Hu's trip to Russia: Without love, but ...
By Yu Bin
Chinese President Hu Jintao began a three-day state visit to Russia on Monday where like-mindedness, not love, will dominate the summit chemistry between the two strategic partners.
Hu's summit with President Vladimir Putin will be loaded with the usual high-sounding political declarations and trade deals. Hu will also join Putin in a grand inauguration of Russia's first ever "Year of China", during which Russia will have hundreds of China-related projects and activities regarding business, media, education, science, sports, and tourism.
There are numerous reasons for the extravagant demonstration of their strategic partnership, now entering its second decade. Perhaps more than any other time in the history of their relationship, China and Russia share a strategic outlook. Both are deeply involved in the six-party nuclear talks with North Korea. Their joint venture - the Shanghai Cooperation Organization (SCO) - not only survived in the world post-September 11, 2001, but is thriving.
In bilateral areas, the two countries also have things to cheer: stability across the 4,000-kilometer border, institutionalized government-to-government exchanges of various kinds, growing trade and mutual investment (US$4.3 billion worth of deals are expected to be signed at this meeting), and stable military-military relations, to mention just a few.
This "best ever" bilateral relationship, however, is fostered, maintained and nurtured precisely at a time when their domestic political systems are very different. Russian has become a democracy while China remains a one-party state, though each departs from its past by taking its own path and proceeding at its own pace.
It is largely true that, currently, bilateral relations are the most equal since the 18th century. This rough parity between Moscow and Beijing is reinforced - for the first time in the past 100 years - by the absence of the Russia factor in China's domestic politics. Last if not least, today's Chinese elite, unlike their predecessors (Jiang Zemin and Li Peng), are not "made in Russia".

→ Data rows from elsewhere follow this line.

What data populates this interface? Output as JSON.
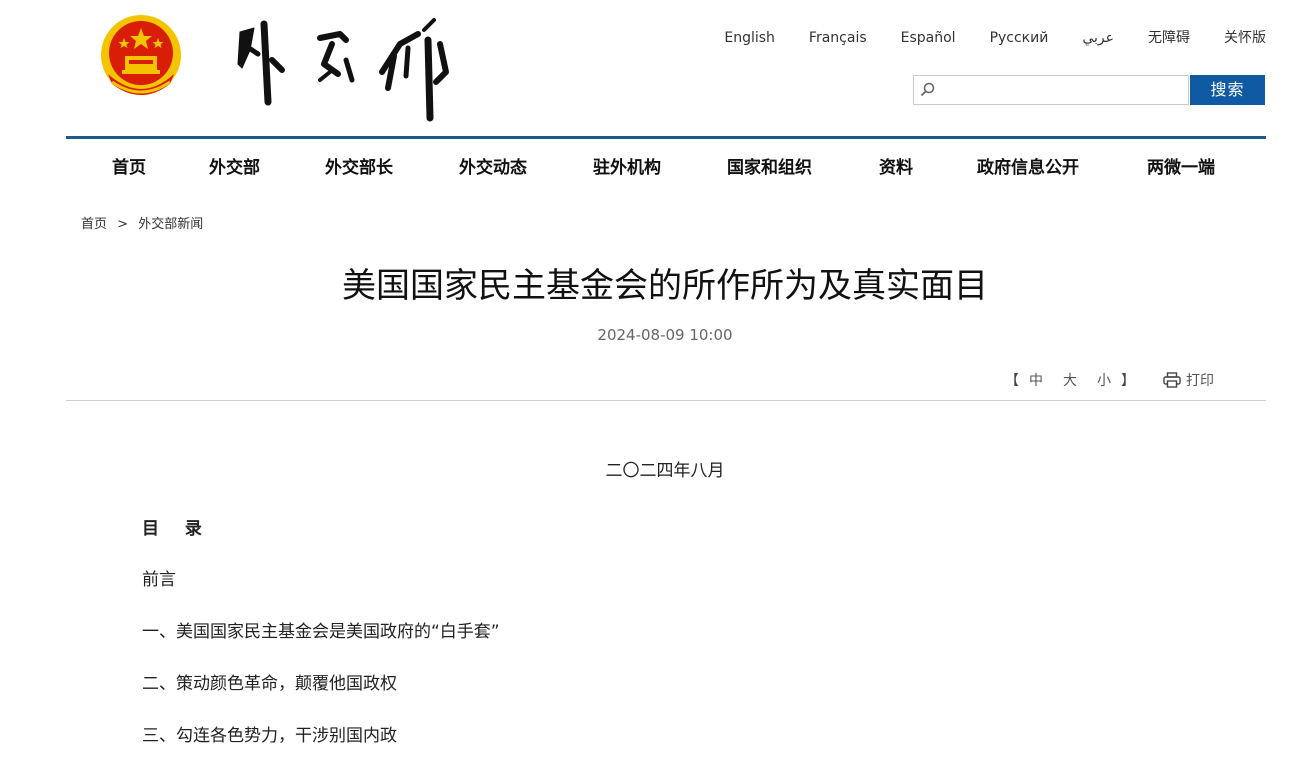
{
  "header": {
    "languages": [
      "English",
      "Français",
      "Español",
      "Русский",
      "عربي",
      "无障碍",
      "关怀版"
    ],
    "search": {
      "placeholder": "",
      "button": "搜索"
    },
    "colors": {
      "brand_blue": "#0f5aa3",
      "nav_border": "#1e5a8c",
      "emblem_red": "#d81e06",
      "emblem_gold": "#f5c400"
    }
  },
  "nav": {
    "items": [
      "首页",
      "外交部",
      "外交部长",
      "外交动态",
      "驻外机构",
      "国家和组织",
      "资料",
      "政府信息公开",
      "两微一端"
    ]
  },
  "breadcrumb": {
    "home": "首页",
    "separator": ">",
    "current": "外交部新闻"
  },
  "article": {
    "title": "美国国家民主基金会的所作所为及真实面目",
    "date": "2024-08-09 10:00",
    "font_controls": {
      "open": "【",
      "large": "中",
      "medium": "大",
      "small": "小",
      "close": "】"
    },
    "print": "打印",
    "date_line": "二〇二四年八月",
    "toc_title": "目 录",
    "toc": [
      "前言",
      "一、美国国家民主基金会是美国政府的“白手套”",
      "二、策动颜色革命，颠覆他国政权",
      "三、勾连各色势力，干涉别国内政"
    ]
  }
}
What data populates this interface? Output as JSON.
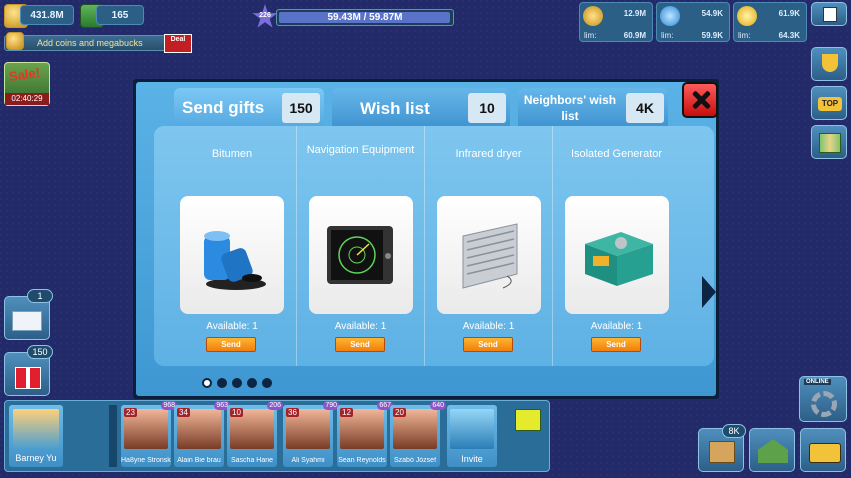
{
  "top_resources": {
    "coins": "431.8M",
    "megabucks": "165",
    "add_coins_label": "Add coins and megabucks",
    "deal_label": "Deal"
  },
  "experience": {
    "level": "226",
    "progress_text": "59.43M / 59.87M",
    "progress": 0.993
  },
  "stats": [
    {
      "value": "12.9M",
      "limit_label": "lim:",
      "limit": "60.9M",
      "icon": "population-icon"
    },
    {
      "value": "54.9K",
      "limit_label": "lim:",
      "limit": "59.9K",
      "icon": "water-icon"
    },
    {
      "value": "61.9K",
      "limit_label": "lim:",
      "limit": "64.3K",
      "icon": "energy-icon"
    }
  ],
  "sale": {
    "label": "Sale!",
    "timer": "02:40:29"
  },
  "modal": {
    "tabs": [
      {
        "label": "Send gifts",
        "count": "150"
      },
      {
        "label": "Wish list",
        "count": "10"
      },
      {
        "label": "Neighbors' wish list",
        "count": "4K"
      }
    ],
    "items": [
      {
        "name": "Bitumen",
        "availability": "Available: 1",
        "send_label": "Send",
        "icon": "bitumen-barrels-icon"
      },
      {
        "name": "Navigation Equipment",
        "availability": "Available: 1",
        "send_label": "Send",
        "icon": "radar-screen-icon"
      },
      {
        "name": "Infrared dryer",
        "availability": "Available: 1",
        "send_label": "Send",
        "icon": "radiator-icon"
      },
      {
        "name": "Isolated Generator",
        "availability": "Available: 1",
        "send_label": "Send",
        "icon": "generator-icon"
      }
    ]
  },
  "mail_count": "1",
  "gift_count": "150",
  "friends": {
    "me": "Barney Yu",
    "slots": [
      {
        "level": "23",
        "badge": "968",
        "name": "Ha8yne Stronskin"
      },
      {
        "level": "34",
        "badge": "963",
        "name": "Alain Bie brau"
      },
      {
        "level": "10",
        "badge": "206",
        "name": "Sascha Hane"
      },
      {
        "level": "36",
        "badge": "790",
        "name": "Ali Syahmi"
      },
      {
        "level": "12",
        "badge": "667",
        "name": "Sean Reynolds"
      },
      {
        "level": "20",
        "badge": "640",
        "name": "Szabó József"
      }
    ],
    "invite_label": "Invite"
  },
  "bottom_right": {
    "online_label": "ONLINE",
    "market_badge": "8K"
  },
  "colors": {
    "background": "#232a6a",
    "panel": "#4fa6df",
    "send_button": "#f7931a",
    "close_button": "#e02020"
  }
}
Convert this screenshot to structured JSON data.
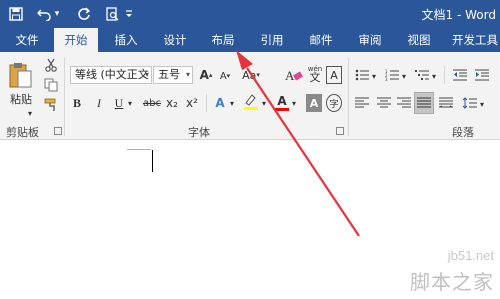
{
  "titlebar": {
    "save_icon": "save-icon",
    "undo_icon": "undo-icon",
    "redo_icon": "refresh-icon",
    "print_preview_icon": "print-preview-icon",
    "customize_icon": "dropdown-icon",
    "title": "文档1 - Word"
  },
  "tabs": [
    "文件",
    "开始",
    "插入",
    "设计",
    "布局",
    "引用",
    "邮件",
    "审阅",
    "视图",
    "开发工具"
  ],
  "active_tab": "开始",
  "clipboard": {
    "paste_label": "粘贴",
    "group_label": "剪贴板"
  },
  "font": {
    "font_name": "等线 (中文正文",
    "font_size": "五号",
    "group_label": "字体",
    "bold": "B",
    "italic": "I",
    "underline": "U",
    "strike": "abc",
    "subscript": "x₂",
    "superscript": "x²",
    "grow": "A",
    "shrink": "A",
    "case": "Aa",
    "phonetic": "wén",
    "highlight_color": "#ffff00",
    "font_color": "#ff0000"
  },
  "paragraph": {
    "group_label": "段落"
  },
  "watermark": {
    "line1": "jb51.net",
    "line2": "脚本之家"
  },
  "colors": {
    "titlebar": "#2b579a",
    "ribbon": "#f3f3f3",
    "arrow": "#e8333c"
  }
}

Given these developments, the strategic partnership between Beijing and Moscow is both prominent and paradoxical. For one thing, the relatively high level of trust between the top leaders is not shared by ordinary Russians and Chinese. Both publics seem to be bypassing each other to Westernize and modernize. Even at the top level, pragmatism, rather than compassion, dominates.
This is particularly true from a Russian perspective. The "equal" relationship, which makes Chinese more confident in dealing with their Russian counterparts, is a psychological discomfort for many in Russia. China's economic growth is perceived by many more as a threat rather than an opportunity.
This, coupled with the ongoing de-population of Russia's Far Eastern regions and a perceived illegal immigration "problem" there, is fanning Russian xenophobia. Even relatively fast-growing bilateral economic relations, which are largely complementary, are viewed as alarming because of the shrinking share of manufactured goods in Russia's exports to China.
The prospect of Russia becoming a raw material supplier to China is unacceptable, even if this has long been a fact of economic life in Russia's trade relationship with the West. At the societal level, ordinary Chinese and Russians no longer love or hate one another as in the past. The problem today is that they may not care much about each other.
Finally, Russia's military sales to China, which have long been a pillar of bilateral ties, are now faced with uncertainties and need new directions. It remains to be seen whether Moscow is willing and able to "upgrade" its arms transfers to China to the level of those purchased by India.
Given these achievements and problems, the current state of the bilateral relationship is not as strong or weak as it appears. It is a complex, and perhaps normal, relationship: one with problems amid progress, cooperation and competition, or a "marriage" that lacks passion. Nonetheless, managing such a huge and complex, albeit normal, relationship is a challenging enterprise for Hu and Putin. Both understand the limits of their achievements and desire for more progress. Russia's "Year of China", like China's "Year of Russia in 2006", is designed to fill the gaps in their bilateral relations.
Exactly how Russia's Year of China will shape the minds of average Russians regarding China remains to be seen. The post-September 11, post-Iraq, and post-Korean-nuclear-crisis world is promising and problematic for the two countries. For all the inadequacies in their bilateral ties, Russia and China are each other's strategic rear.
In this sense, the Sino-Russian relationship is strategic by nature, be they friends or foes. Plus, Moscow and Beijing need to continue to work through the SCO to adjust their respective interests in Central Asia. This is a region where Russia and China are engaging and hedging the United States, and is also a meeting place, if not a fault line, between all major civilizations.
For all these reasons, their shared strategic outlook - or dreams for a more stable and more multipolar world order - would have to be maintained, even from "different beds" (different domestic political systems). Hu's trip to Russia, therefore, is both symbolic and substantive. After the turbulent 20th century, relations between China and Russia have gone beyond love or hate, but are in a state of strategically driven and historically conscious "like-mindedness", to borrow a phrase from Bobo Lo, leading Russia scholar at the prestigious Chatham House (the Royal Institute of International Affairs).